All train employees need mechanical ability.
Workers in railroad occupations typically need a high school diploma or equivalent and several months of on-the-job training.
Rail companies typically require workers to have at least a high school diploma or equivalent. However, employers may prefer to hire workers who have postsecondary education, such as coursework, a certificate, or an associate’s or bachelor’s degree.
Locomotive engineers typically receive 3 or more months of on-the-job training before they can operate a train on their own. Typically, this training involves riding with an experienced engineer. In addition, railroad companies provide continuing education so that engineers can maintain their skills.

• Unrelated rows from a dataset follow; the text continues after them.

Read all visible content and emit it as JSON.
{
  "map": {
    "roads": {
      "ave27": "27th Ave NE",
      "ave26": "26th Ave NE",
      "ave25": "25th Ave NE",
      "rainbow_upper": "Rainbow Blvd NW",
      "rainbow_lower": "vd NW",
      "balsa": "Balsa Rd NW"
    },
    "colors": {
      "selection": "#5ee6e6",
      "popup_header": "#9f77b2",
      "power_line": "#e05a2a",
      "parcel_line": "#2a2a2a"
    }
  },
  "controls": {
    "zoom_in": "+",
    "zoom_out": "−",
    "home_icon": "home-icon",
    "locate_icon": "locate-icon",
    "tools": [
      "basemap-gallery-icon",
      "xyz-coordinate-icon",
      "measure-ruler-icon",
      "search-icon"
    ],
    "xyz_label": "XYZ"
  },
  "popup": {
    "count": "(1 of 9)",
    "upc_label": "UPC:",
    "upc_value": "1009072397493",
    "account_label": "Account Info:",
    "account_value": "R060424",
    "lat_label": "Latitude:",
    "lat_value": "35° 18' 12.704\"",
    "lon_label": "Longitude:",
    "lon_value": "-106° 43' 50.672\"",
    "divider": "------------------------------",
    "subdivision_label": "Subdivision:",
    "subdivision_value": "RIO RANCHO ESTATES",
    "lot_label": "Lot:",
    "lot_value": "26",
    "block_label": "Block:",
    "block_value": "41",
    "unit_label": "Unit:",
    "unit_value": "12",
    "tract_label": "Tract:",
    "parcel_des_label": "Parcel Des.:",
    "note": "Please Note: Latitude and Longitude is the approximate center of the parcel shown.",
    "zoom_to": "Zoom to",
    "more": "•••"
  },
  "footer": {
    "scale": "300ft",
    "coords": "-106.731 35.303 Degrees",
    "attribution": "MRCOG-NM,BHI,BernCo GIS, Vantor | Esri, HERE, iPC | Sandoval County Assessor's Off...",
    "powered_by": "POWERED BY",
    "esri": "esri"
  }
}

Most railroad companies have up to 12 months of on-the-job training for conductors and yardmasters. Amtrak (the passenger train company) and some of the larger freight railroad companies operate their own training programs. Small and regional railroads may send conductors to a central training facility or a community college. Yardmasters may be sent to training programs or may be trained by an experienced yardmaster.
Rail yard engineers and signal and switch operators also receive on-the-job training, typically through a company training program. This program may last a few weeks to a few months, depending on the company and the complexity of the job. The program may include both classroom instruction and hands-on training under the direction of an experienced employee.
Work Experience in a Related Occupation
Most locomotive engineers first work as conductors or yardmasters for several years.
Licenses, Certifications, and Registrations
Locomotive engineers and conductors must be certified by the Federal Railroad Administration (FRA). The certifications, conducted by the railroad that employs them, involve a written knowledge test, a skills test, and a supervisor determination that the engineer or conductor understands all physical aspects of the particular route on which he or she will be operating.
Engineers who change routes must be recertified for the new route. Even engineers and conductors who do not switch routes must be recertified every few years.
At the end of the certification process, the engineer must pass a vision and hearing test.
Conductors who operate on national, regional, or commuter railroads are also required to become certified. To receive certification, new conductors must pass a test that has been designed and administered by the railroad and approved by the FRA.
In addition, railroad workers must be at least 21 years of age and pass a background test. They must also pass random drug and alcohol screenings over the course of their employment.
Rail yard engineers, switch operators, and signal operators may advance to become conductors or yardmasters.
Communication skills. Railroad workers must be able to communicate with other crewmembers, dispatchers, and passengers to ensure safety and keep the trains on schedule.
Customer-service skills. Conductors on passenger trains ensure travelers’ comfort, make announcements, and answer questions. They must be courteous and patient, especially when dealing with unruly or upset passengers.
Hand-eye coordination. Locomotive engineers must operate controls based, in part, on their observations of the train’s surroundings.
Hearing ability. To ensure safety on the train and in the rail yard, railroad workers must be able to hear warning signals and communicate with other employees.
Leadership skills. On some trains, a conductor directs a crew. In rail yards, yardmasters oversee other workers.
Mechanical skills. Railroad workers should be able to adjust equipment when it does not work properly. Some rail yard engineers spend most of their time fixing broken equipment or conducting mechanical inspections.
Physical strength. Rail yard engineers may have to lift heavy equipment.
Visual ability. To drive a train, locomotive engineers need excellent eyesight, peripheral vision, and color vision.